Sulfur hexafluoride (SF6) is commonly used as an insulation gas for electrical equipment due to its non-toxic and non-flammable properties. However, SF6 is also a greenhouse gas with a very high global warming potential, and there is a need for an environmentally friendly alternative. Chen et al. computationally and experimentally studied the decomposition of C4F7N, which has good insulation properties, with the potential to replace SF6.

“Many engineering-oriented tests have been performed on the technical performance of these gases, and some of them have been successfully used in pilot projects,” said author Boya Zhang. “However, the power industry remains cautiously optimistic about their large-scale applications, particularly because some critical fundamental physicochemical properties for these relatively novel compounds are still poorly understood and need further investigation.”
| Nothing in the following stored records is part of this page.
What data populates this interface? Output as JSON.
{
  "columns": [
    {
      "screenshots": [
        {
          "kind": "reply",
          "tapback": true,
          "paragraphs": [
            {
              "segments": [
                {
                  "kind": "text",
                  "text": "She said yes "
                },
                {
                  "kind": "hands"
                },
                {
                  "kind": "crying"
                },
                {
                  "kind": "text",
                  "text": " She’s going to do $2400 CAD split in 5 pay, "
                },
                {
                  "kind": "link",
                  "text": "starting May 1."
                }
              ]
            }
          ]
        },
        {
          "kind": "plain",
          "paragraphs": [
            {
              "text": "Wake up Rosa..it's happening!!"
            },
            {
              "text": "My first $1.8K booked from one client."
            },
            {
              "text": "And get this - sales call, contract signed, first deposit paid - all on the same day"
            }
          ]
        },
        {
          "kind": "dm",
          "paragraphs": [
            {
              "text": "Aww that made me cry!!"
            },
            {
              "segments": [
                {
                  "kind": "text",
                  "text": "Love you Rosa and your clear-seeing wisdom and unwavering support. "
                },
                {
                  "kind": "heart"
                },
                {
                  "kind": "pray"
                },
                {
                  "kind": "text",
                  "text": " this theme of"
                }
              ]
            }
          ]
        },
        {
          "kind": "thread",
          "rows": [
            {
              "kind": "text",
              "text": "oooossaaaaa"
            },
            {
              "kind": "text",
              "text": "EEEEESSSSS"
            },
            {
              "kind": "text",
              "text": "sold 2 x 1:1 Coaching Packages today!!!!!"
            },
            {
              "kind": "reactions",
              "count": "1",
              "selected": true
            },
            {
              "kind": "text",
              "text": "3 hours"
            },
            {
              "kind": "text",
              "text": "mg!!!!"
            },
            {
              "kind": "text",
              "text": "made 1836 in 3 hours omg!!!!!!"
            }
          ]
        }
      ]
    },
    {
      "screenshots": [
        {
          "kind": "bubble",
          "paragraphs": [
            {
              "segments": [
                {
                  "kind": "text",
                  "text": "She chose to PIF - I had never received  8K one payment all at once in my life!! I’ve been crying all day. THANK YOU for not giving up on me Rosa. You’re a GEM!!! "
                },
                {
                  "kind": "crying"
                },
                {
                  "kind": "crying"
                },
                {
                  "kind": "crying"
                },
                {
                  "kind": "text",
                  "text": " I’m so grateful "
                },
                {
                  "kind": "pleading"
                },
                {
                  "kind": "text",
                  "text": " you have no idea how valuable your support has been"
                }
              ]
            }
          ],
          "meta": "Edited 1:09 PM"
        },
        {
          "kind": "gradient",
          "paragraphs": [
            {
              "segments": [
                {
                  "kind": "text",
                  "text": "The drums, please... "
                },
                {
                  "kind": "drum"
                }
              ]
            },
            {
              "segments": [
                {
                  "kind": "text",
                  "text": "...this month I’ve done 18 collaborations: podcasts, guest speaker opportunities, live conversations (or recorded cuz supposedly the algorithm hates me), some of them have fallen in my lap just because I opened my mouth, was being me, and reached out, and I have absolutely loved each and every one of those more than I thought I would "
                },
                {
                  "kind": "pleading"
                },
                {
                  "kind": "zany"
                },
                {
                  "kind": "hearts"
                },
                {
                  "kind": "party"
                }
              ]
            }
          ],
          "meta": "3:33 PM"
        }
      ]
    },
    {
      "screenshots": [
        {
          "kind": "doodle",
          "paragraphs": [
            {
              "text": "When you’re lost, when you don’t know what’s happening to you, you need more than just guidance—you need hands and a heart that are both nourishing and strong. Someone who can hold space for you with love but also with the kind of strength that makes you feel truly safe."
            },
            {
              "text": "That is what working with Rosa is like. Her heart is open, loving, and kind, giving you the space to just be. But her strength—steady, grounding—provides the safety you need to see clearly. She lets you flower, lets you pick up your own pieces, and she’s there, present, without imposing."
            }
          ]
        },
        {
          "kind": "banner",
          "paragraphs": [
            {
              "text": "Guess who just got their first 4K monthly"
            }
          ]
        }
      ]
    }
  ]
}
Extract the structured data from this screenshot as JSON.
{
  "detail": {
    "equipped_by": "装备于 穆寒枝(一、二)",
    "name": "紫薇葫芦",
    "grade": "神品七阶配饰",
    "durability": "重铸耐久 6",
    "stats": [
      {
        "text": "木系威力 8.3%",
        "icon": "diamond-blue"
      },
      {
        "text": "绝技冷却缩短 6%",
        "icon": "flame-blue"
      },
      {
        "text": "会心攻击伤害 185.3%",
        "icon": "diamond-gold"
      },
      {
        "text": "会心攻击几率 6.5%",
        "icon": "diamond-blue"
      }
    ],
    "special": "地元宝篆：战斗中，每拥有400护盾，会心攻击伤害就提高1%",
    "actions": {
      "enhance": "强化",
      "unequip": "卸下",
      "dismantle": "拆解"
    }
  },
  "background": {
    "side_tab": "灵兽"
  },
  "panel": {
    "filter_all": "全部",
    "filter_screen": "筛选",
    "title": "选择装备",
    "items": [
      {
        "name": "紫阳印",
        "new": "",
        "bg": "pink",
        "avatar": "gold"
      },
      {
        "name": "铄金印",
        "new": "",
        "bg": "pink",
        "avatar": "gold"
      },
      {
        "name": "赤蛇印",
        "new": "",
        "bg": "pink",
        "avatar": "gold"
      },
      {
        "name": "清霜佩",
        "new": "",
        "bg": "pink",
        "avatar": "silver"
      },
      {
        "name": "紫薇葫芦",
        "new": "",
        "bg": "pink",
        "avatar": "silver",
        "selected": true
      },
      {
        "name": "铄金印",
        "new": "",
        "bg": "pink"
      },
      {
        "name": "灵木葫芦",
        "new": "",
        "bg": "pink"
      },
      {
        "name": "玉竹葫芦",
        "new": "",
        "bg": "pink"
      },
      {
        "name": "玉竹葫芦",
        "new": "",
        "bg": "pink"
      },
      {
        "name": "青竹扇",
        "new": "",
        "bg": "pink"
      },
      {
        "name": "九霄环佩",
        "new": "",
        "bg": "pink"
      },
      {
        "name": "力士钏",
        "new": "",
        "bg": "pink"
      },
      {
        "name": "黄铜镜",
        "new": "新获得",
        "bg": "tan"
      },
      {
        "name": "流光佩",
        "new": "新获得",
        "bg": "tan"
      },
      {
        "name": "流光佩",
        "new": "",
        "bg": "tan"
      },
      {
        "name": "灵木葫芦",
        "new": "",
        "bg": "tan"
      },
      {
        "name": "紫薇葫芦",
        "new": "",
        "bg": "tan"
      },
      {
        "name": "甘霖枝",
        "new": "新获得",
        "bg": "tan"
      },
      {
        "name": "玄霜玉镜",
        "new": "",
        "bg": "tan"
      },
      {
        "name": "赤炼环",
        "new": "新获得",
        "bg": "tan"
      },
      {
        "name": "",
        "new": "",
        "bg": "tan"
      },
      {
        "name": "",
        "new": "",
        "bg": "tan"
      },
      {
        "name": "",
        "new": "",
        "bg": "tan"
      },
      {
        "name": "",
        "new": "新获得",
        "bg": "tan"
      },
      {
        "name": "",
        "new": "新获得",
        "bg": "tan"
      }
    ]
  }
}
To help realize the practical limitations of C4F7N, the authors identified six potential decomposition pathways – some of which lead to the same stable products or reform C4F7N itself. The presence of ions allows for recombination to occur, further complicating the process. Luckily, the authors say the byproducts occur in very small amounts and often have good insulation strength, so the decomposition pathway should have little impact on insulation performance.
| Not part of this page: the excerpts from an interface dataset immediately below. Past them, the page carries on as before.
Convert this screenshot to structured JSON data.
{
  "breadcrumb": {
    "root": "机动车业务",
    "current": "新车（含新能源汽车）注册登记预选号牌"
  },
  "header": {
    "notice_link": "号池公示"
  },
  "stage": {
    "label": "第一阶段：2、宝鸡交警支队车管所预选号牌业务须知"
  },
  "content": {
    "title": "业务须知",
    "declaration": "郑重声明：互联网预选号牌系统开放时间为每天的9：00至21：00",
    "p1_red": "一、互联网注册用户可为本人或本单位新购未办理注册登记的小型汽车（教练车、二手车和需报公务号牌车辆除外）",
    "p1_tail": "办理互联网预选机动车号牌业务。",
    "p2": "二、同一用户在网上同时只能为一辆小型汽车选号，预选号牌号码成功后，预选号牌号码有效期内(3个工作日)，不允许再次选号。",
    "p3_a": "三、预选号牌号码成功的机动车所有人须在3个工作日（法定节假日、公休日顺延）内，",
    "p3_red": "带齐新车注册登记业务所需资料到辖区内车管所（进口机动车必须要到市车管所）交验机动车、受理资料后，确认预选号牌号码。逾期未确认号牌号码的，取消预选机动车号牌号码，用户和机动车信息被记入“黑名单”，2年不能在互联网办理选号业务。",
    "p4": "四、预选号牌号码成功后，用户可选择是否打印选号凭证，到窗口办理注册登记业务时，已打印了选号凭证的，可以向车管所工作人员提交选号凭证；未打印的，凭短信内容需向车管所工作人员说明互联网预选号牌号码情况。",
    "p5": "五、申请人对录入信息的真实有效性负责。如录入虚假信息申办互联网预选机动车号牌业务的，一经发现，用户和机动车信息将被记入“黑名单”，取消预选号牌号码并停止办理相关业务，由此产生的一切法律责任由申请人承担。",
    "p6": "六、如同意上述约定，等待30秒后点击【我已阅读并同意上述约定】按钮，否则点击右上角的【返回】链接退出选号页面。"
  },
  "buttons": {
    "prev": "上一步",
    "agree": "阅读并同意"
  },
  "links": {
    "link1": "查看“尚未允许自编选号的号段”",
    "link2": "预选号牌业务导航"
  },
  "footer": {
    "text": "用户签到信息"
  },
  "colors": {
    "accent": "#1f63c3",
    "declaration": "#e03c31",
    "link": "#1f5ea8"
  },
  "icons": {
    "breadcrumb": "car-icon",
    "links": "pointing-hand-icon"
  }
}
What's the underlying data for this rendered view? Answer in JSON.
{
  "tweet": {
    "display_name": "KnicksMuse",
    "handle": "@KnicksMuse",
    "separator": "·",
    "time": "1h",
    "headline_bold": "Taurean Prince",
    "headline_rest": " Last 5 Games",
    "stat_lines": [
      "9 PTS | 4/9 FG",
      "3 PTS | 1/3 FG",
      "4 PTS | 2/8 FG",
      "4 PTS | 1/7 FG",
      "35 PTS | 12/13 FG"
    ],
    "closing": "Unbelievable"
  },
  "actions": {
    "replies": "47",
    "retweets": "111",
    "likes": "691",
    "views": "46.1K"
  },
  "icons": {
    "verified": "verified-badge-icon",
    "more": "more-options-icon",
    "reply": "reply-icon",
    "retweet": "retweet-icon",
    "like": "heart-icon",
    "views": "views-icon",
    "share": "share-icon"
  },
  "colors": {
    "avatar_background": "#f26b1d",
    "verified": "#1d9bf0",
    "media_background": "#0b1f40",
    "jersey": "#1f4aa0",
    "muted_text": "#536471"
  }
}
The authors also conducted density functional theory calculations and verified the theoretical results with a partial discharge experiment.

Some of C4F7N’s properties require additional study before it can be used in practical applications. There are lingering questions that need to be answered by future research, such as its decomposition from overheating or breakdown, its compatibility with other component materials and its arc quenching behaviors.
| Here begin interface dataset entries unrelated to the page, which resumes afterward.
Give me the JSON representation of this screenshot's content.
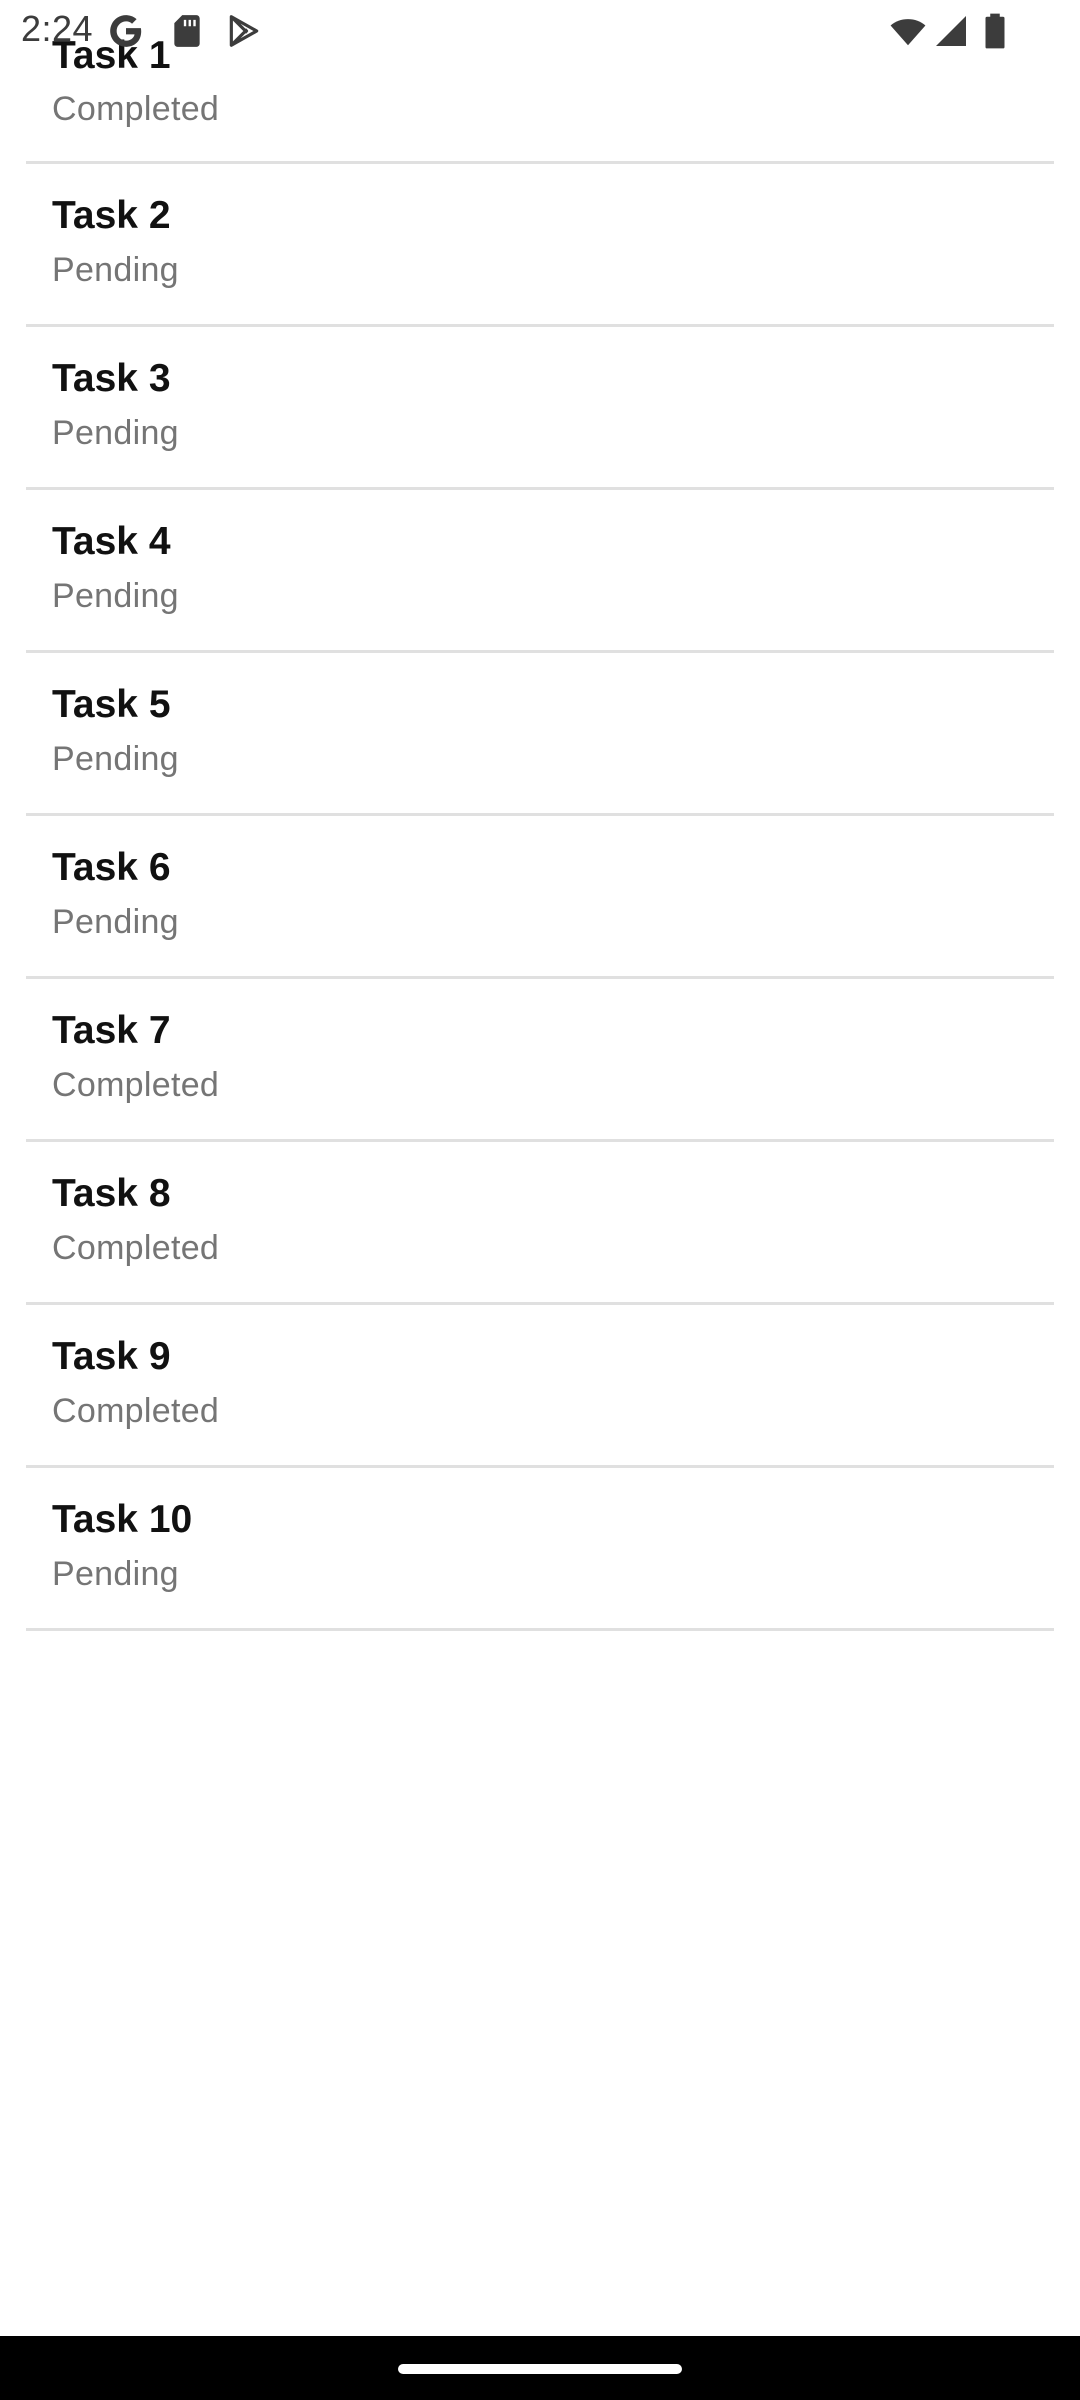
{
  "status_bar": {
    "time": "2:24",
    "icons": [
      "google-icon",
      "sd-card-icon",
      "play-store-icon",
      "wifi-icon",
      "cell-signal-icon",
      "battery-icon"
    ],
    "text_color": "#3c3c3c"
  },
  "tasks": [
    {
      "title": "Task 1",
      "status": "Completed"
    },
    {
      "title": "Task 2",
      "status": "Pending"
    },
    {
      "title": "Task 3",
      "status": "Pending"
    },
    {
      "title": "Task 4",
      "status": "Pending"
    },
    {
      "title": "Task 5",
      "status": "Pending"
    },
    {
      "title": "Task 6",
      "status": "Pending"
    },
    {
      "title": "Task 7",
      "status": "Completed"
    },
    {
      "title": "Task 8",
      "status": "Completed"
    },
    {
      "title": "Task 9",
      "status": "Completed"
    },
    {
      "title": "Task 10",
      "status": "Pending"
    }
  ],
  "colors": {
    "title": "#111111",
    "status": "#757575",
    "divider": "#e0e0e0",
    "nav_bar": "#000000"
  }
}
Source: “Decomposition pathway of C4F7N gas considering the participation of ions,” by Li Chen, Boya Zhang, Xingwen Li, and Tao Yang, Journal of Applied Physics (2020). The article can be accessed at